  3. ^ a b Guide to the Robert Ross Papers, 1813-1873, Special Collections Research Center, Estelle and Melvin Gelman Library, The George Washington University
  4. ^ Markham, Edwin (1912). The Real America in Romance Valor and Victory: The age of Vindication 1783–1824 Volume X. New York City, Chicago: William H Wise & Company. pp. 370–382.
  5. ^ "Fort Warburton". U.S. National Park Service. 19 July 2007.
  6. ^ "Why Americans Celebrate the Burning of Washington". TIME magazine. Retrieved 16 January 2021. Cockburn, who accompanied Ross into the capital, reportedly wanted to burn the entire city in retaliation for American depredations in Canada. But it was an army operation and Ross’ call, and he would have none of it.
  7. ^ "In 1814, British forces burned the U.S. Capitol". Washington Post. Retrieved 16 January 2021.
  8. ^ "Robert Ross". NPS. Retrieved 17 January 2021.
  9. ^ "Interview With War of 1812 Author Steve Vogel". History Net. 13 June 2013. Retrieved 17 January 2021. we could easily have at our mercy the capital
  10. ^ "Trump blames Canada for torching White House. Meet the 'reluctant arsonist'". CBC News. 18 June 2018. Retrieved 16 January 2021.
  11. ^ "Film stirs flap over killing of general in 1814". Baltimore Sun. Retrieved 16 January 2021. Their names do not pop up until the 1850s, when a political movement bent on keeping immigrants in general and Catholics in particular out of positions of power resurrected their memory.
  12. ^ "Interview With War of 1812 Author Steve Vogel". History Net. 13 June 2013. Retrieved 17 January 2021.
  13. ^ Laura Rich. Maryland History In Prints 1743-1900. p. 43.
  14. ^ a b "MAJOR-GENERAL ROBERT ROSS". Baganal Castle. Retrieved 17 January 2021.
  15. ^ a b "ROSS MONUMENTS". The Man Who Captured Washington. 22 March 2016. Retrieved 17 January 2021.
  16. ^ "Man who burned White House in 1814, feted Brilliant Anglo-Irish general now largely forgotten". Washington Post in Japan Times. 25 October 2013. Retrieved 17 January 2021.
  17. ^ "Memorials of St Paul's Cathedral" Sinclair, W. pp. 458: London; Chapman & Hall, Ltd; 1909
  18. ^ Vogel, Steve (24 October 2013). "The War of 1812 and the capture of Washington, through British eyes". The Washington Post.
  19. ^ "Robert Ross: The NI man who started the White House fire 200 years ago". BBC News. 24 August 2014.
  20. ^ Ross Family History[permanent dead link]. Retrieved on 4 June 2011.
  21. ^ Fox-Davies, Arthur Charles (1909). "A Complete Guide to Heraldry". pp. 113, 474, 593, 374.
  22. ^ Smyth, B (1889). History of the XX Regiment: 1688-1888. Simpkin, Marshall, & Co. p. 348.

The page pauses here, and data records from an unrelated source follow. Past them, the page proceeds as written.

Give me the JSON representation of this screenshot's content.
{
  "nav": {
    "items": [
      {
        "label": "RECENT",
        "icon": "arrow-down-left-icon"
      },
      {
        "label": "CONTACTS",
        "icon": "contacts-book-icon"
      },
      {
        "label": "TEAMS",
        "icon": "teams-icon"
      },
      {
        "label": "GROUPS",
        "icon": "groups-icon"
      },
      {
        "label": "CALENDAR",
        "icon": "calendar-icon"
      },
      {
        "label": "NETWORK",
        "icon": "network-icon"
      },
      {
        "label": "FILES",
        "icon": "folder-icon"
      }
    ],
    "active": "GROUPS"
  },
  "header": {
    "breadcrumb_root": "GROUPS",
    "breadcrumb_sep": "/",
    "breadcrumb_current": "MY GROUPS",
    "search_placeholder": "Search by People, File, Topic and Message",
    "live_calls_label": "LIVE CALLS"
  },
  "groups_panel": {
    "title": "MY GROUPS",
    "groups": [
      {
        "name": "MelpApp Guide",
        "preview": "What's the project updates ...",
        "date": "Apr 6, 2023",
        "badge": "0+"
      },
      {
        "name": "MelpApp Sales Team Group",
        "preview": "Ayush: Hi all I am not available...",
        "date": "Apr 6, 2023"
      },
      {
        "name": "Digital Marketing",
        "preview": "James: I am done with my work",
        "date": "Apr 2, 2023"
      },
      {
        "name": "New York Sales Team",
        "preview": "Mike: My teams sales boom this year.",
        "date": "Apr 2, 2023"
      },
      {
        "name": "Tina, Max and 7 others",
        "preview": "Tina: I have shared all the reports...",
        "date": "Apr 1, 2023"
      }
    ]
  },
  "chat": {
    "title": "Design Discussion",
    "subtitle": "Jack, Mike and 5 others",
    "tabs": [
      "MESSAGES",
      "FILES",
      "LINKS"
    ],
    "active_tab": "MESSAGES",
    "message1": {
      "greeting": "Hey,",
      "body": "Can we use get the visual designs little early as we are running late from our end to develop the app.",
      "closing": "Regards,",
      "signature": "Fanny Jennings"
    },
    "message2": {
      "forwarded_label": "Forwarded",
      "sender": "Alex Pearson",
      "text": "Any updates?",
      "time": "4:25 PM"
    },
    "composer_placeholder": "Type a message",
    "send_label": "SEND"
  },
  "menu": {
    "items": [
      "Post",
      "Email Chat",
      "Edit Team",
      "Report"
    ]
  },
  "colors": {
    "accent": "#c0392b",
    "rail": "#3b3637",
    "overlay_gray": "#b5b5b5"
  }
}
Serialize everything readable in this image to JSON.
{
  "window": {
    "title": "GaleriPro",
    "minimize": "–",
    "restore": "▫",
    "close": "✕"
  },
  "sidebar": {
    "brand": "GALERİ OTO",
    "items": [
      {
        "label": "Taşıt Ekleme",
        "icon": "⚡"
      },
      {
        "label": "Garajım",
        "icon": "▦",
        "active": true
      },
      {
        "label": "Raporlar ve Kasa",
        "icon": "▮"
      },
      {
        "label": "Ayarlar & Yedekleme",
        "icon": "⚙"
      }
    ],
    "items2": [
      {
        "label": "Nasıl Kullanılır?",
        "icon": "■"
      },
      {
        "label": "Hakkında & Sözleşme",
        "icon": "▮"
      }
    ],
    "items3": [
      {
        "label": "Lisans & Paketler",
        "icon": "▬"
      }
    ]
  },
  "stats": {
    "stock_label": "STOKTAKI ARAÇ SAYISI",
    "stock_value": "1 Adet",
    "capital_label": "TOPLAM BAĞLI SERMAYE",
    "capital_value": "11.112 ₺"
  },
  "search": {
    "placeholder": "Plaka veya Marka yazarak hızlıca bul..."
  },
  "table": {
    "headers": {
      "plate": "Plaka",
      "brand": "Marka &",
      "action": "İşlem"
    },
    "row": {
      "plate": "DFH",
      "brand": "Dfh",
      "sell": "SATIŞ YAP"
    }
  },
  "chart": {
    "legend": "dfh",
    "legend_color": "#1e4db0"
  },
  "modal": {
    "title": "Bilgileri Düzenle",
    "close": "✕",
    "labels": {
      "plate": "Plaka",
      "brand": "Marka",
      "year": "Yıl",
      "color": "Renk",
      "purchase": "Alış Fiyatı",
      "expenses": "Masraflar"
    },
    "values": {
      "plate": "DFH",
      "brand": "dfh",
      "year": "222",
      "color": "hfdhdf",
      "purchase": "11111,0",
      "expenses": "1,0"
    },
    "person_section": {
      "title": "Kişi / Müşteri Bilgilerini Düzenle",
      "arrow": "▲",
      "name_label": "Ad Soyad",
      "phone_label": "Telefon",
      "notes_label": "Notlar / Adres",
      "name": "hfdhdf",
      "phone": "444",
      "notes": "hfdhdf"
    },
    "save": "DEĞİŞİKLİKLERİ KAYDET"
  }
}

Further readingEdit

  • McCavitt, John, and Christopher T. George. The Man Who Captured Washington: Major General Robert Ross and the War of 1812. Norman: University of Oklahoma Press, 2016. ISBN 9780806151649 see online review
  • Ross is a featured supporting character in Eric Flint's alternate history novels, 1812: The Rivers of War, and 1824: The Arkansas War.


External linksEdit